Action item
Search the records for "title". Copy every line where it appears.

=== Begin Enclosure ===

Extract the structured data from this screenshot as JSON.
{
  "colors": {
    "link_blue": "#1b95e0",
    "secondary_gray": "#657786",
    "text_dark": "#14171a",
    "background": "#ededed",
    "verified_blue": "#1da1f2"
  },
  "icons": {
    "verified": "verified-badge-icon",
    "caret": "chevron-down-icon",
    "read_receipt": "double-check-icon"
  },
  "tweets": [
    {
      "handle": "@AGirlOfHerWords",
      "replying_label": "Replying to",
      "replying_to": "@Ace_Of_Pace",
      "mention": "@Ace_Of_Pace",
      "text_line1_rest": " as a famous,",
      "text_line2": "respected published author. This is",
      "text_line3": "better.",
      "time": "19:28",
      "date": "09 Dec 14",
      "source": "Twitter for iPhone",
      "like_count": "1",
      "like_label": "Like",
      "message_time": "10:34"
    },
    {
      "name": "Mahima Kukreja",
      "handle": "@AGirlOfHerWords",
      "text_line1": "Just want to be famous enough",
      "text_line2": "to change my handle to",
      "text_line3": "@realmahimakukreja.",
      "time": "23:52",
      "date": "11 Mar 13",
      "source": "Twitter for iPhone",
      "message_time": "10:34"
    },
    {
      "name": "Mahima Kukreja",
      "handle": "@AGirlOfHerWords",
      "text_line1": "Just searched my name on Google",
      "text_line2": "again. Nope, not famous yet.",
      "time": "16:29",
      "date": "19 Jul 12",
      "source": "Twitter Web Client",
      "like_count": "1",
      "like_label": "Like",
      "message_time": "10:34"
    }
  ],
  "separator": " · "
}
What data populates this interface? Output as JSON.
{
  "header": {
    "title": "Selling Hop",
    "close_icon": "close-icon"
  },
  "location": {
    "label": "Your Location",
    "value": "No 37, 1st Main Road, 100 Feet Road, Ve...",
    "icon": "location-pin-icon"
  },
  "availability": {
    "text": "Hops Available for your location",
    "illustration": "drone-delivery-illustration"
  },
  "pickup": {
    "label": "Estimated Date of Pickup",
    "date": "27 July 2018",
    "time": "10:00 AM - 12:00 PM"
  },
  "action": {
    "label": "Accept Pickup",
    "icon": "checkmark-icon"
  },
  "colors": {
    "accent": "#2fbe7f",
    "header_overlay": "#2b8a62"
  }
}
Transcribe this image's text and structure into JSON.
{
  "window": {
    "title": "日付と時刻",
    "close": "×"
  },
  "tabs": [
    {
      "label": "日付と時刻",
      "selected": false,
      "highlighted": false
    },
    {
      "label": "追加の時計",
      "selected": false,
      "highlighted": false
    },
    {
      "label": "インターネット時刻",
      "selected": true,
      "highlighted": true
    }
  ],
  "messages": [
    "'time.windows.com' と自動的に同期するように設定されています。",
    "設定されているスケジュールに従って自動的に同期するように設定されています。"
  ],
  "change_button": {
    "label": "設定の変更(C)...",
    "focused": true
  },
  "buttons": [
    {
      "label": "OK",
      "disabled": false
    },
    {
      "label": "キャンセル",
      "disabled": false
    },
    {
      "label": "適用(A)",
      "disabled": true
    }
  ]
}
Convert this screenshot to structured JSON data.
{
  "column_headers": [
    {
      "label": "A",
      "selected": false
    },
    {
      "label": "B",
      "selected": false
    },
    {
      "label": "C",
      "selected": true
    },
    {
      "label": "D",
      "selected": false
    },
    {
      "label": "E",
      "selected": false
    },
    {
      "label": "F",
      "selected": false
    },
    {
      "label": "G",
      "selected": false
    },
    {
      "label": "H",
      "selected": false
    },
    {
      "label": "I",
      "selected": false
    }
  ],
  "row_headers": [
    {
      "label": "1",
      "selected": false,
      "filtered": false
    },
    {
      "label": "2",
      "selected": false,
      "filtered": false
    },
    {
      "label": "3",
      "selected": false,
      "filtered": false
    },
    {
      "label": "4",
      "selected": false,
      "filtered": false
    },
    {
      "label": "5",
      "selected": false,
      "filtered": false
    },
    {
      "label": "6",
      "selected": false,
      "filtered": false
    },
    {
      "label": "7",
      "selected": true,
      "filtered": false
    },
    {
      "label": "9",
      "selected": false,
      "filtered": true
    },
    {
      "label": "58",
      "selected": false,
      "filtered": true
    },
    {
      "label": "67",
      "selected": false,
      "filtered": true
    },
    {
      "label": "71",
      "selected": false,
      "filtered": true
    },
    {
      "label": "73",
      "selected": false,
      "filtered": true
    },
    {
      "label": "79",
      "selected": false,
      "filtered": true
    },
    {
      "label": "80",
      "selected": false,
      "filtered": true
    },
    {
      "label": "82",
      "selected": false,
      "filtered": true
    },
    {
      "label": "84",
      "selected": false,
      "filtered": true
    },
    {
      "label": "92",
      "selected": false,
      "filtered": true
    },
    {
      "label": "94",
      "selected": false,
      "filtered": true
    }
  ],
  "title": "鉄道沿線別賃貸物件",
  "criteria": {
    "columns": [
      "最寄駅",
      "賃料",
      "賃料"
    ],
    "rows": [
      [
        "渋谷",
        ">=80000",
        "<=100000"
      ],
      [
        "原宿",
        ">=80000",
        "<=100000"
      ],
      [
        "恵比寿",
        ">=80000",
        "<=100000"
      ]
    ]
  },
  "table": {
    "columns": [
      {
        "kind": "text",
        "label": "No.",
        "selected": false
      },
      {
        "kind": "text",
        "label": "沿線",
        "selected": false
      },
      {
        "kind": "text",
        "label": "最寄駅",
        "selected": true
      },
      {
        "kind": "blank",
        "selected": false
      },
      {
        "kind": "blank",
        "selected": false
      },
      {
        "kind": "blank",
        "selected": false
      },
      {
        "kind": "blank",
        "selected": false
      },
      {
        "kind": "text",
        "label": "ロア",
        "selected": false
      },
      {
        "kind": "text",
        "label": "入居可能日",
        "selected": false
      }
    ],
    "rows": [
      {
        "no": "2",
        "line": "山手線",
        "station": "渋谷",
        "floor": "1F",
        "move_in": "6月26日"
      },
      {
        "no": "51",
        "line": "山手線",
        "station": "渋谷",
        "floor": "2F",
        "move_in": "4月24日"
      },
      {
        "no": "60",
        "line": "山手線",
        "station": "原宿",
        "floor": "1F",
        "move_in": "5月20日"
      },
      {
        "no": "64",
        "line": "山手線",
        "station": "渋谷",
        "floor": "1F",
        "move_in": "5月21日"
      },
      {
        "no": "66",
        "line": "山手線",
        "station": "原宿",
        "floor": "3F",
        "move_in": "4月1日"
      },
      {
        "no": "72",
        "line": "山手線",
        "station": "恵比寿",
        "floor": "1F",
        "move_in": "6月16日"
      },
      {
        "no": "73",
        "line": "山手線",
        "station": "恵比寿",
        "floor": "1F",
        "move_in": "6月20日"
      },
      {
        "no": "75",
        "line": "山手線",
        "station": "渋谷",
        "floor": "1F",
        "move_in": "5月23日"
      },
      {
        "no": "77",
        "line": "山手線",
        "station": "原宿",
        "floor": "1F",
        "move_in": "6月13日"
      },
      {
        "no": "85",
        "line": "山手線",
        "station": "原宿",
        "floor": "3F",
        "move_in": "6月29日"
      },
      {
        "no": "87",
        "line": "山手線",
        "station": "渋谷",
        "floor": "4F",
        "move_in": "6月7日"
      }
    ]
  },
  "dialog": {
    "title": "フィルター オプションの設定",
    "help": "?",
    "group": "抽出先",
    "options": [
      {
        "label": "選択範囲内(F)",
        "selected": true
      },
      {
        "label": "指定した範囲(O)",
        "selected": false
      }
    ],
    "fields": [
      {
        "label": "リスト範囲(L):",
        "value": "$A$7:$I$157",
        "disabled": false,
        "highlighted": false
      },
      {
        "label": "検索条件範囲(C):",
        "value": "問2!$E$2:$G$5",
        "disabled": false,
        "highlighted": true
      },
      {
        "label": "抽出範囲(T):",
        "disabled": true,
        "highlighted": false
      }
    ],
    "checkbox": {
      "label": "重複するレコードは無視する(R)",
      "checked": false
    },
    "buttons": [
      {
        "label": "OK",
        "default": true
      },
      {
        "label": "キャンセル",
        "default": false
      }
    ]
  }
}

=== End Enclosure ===

Written solution
    "title": "Selling Hop",
    "title": "日付と時刻",
  "title": "鉄道沿線別賃貸物件",
    "title": "フィルター オプションの設定",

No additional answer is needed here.